As we head into 2023, our specialist Professional Indemnity team reflects on our Top 5 Takeaways from 2022.

1. Long-awaited legislative changes on Scottish rules on time limits

    On 1 June 2022 some sections of the Prescription (Scotland) Act 2018 came into force. These provisions amended the starting point for the 5-year period for Scots claims arising from breach of contract and delict, including negligence. They also allow for a narrow equivalent to standstill agreements of up to 1 year in certain circumstances. We blogged on the impact of these new provisions, which you can find here. The new rules make the landscape on time limits ever more complex so early legal advice for parties pursuing or defending a claim remains advisable. 

    2. Building Safety and Cladding

      The Building Safety Act 2022 also came into force in 2022. The Act introduced new duties of care and causes of action, which are to apply retrospectively. It also made significant changes to the law on time limits in certain construction disputes, both north and south of the border. Many of the Act's substantive provisions are due to be implemented by secondary legislation over the course of the next two years, but some important changes have already come into effect (e.g., "qualifying" leaseholders now no longer need to pay anything to remove dangerous cladding from buildings). The wider implications of the Act's introduction (and some possible unintended consequences for Scotland) are discussed in more detail in our blog which can be found here.

      3. A milestone for the law on negligence

        The landmark case of Donoghue v Stevenson [1932] SC (HL) 31 and the tale of the immortal "Paisley Snail" celebrated its 90th anniversary on 26 May 2022. This was the foundational case in the law of delict (known in England & Wales as tort) in common law jurisdictions worldwide. This is because the judgment set out the basis for the common law of negligence and the general principle of underlying duty of care. Full details can be read here.

        4. Continued reconsideration of the SAAMCo principle

          The law continued to develop in the wake of Manchester Building Society v Grant Thornton [2021] UKSC 20, which had of course reconsidered the long established SAAMCo principle and in doing so, set out a six part test for assessing the extent of a professional's liability for negligence. Details of the test can be found in our blog here. The significance of this decision lies in its potential for those pursuing negligence claims to seek a larger proportion of their losses from the professional(s) facing allegations. The courts continued to grapple with the newly clarified SAAMCo principle, which was recently applied in SD (LD's Legal Representative) v Grampian Health Board [2022] CSOH 63, and which we have commented on here. It was successfully relied upon by the defenders in that case to avoid any liability for negligence, serving as a reminder to all professionals of the importance of clearly defining the extent and scope of their duties. We'll be looking at this topic in more detail in our upcoming Spring Seminar series, details of which will be published shortly.

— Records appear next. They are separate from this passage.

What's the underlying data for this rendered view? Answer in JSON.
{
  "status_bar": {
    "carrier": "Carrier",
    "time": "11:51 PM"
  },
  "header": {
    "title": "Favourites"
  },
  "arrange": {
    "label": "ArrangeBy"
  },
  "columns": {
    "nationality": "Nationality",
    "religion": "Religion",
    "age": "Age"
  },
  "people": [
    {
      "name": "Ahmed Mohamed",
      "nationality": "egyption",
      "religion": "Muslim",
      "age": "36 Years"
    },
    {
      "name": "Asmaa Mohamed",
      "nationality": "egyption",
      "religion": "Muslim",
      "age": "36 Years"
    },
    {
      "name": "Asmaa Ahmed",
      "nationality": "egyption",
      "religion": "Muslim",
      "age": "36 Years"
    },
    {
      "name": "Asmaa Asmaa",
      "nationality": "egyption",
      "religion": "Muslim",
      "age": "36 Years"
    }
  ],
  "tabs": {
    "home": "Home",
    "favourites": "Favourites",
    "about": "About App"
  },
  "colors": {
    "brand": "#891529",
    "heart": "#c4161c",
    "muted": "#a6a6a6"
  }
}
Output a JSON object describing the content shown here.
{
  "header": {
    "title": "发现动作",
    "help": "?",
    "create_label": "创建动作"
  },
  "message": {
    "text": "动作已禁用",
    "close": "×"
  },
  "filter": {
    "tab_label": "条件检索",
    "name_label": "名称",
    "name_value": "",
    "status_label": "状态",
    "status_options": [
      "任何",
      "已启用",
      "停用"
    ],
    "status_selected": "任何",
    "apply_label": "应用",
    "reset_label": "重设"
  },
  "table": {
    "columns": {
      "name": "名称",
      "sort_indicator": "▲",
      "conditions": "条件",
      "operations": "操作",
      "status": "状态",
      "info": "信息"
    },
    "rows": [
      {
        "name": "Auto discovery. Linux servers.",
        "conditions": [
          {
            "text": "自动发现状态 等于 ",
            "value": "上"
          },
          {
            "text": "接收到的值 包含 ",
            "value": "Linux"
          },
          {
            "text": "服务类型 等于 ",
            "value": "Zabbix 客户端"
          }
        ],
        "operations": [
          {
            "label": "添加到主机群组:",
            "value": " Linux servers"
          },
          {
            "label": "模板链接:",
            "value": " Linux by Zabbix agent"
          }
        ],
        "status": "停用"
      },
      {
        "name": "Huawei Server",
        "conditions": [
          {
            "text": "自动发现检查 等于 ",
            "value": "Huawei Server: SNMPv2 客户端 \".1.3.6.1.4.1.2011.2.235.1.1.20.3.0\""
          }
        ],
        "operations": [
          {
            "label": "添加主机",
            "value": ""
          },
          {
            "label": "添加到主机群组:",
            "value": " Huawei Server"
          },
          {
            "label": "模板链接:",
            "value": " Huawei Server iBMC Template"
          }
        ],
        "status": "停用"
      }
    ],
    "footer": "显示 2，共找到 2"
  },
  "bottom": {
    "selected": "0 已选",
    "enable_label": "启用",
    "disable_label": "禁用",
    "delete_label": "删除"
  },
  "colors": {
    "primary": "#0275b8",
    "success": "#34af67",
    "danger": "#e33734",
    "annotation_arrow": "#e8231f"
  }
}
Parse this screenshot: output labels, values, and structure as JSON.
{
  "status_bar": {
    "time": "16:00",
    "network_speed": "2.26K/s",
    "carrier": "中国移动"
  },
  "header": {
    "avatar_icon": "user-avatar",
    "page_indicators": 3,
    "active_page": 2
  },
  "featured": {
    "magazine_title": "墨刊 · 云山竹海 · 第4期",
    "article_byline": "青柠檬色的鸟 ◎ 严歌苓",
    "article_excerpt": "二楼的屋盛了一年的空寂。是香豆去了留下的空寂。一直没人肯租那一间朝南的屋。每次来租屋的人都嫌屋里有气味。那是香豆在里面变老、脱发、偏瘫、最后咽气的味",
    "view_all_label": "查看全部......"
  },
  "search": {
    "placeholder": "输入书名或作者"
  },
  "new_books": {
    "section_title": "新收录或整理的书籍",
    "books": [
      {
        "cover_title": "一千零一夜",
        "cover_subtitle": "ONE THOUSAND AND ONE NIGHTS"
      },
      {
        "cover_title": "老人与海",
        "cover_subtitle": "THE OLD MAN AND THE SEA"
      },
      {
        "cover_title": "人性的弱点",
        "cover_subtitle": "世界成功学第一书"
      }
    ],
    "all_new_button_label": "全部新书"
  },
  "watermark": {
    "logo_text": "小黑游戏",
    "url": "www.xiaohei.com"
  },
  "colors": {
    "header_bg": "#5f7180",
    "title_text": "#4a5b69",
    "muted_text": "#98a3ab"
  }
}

          5. Alternative Dispute Resolution in a post-pandemic world

            Our team saw a continued appetite for mediation in 2022; and the mediators we have worked with post-pandemic have predominantly had a preference for remote/hybrid mediations, in an attempt to be more sustainable and to adopt some of the benefits and virtual skills learned during the pandemic. As a result, the usual lead-in and preparation time for mediation has become much shorter in some cases. Concerns around wellbeing and mindfulness (as discussed in this article by our team) are impacting ADR too. One mediator our Professional Indemnity team worked with in 2022 no longer books separate mediations on consecutive days due to having developed mindfulness and reflection as a key part of their practice. This allows them time to reflect before launching into the next mediation, ensuring that participants get the mediator's best self and best performance. Appetite for in-person ADR seems to be continuing to grow, however, so it will be interesting to see whether parties continue to embrace the concept of hybrid sessions.


            For more information on any of our Top 5 Takeaways in Professional Indemnity, or any related issues, get in touch with our team members below or your usual Brodies contact.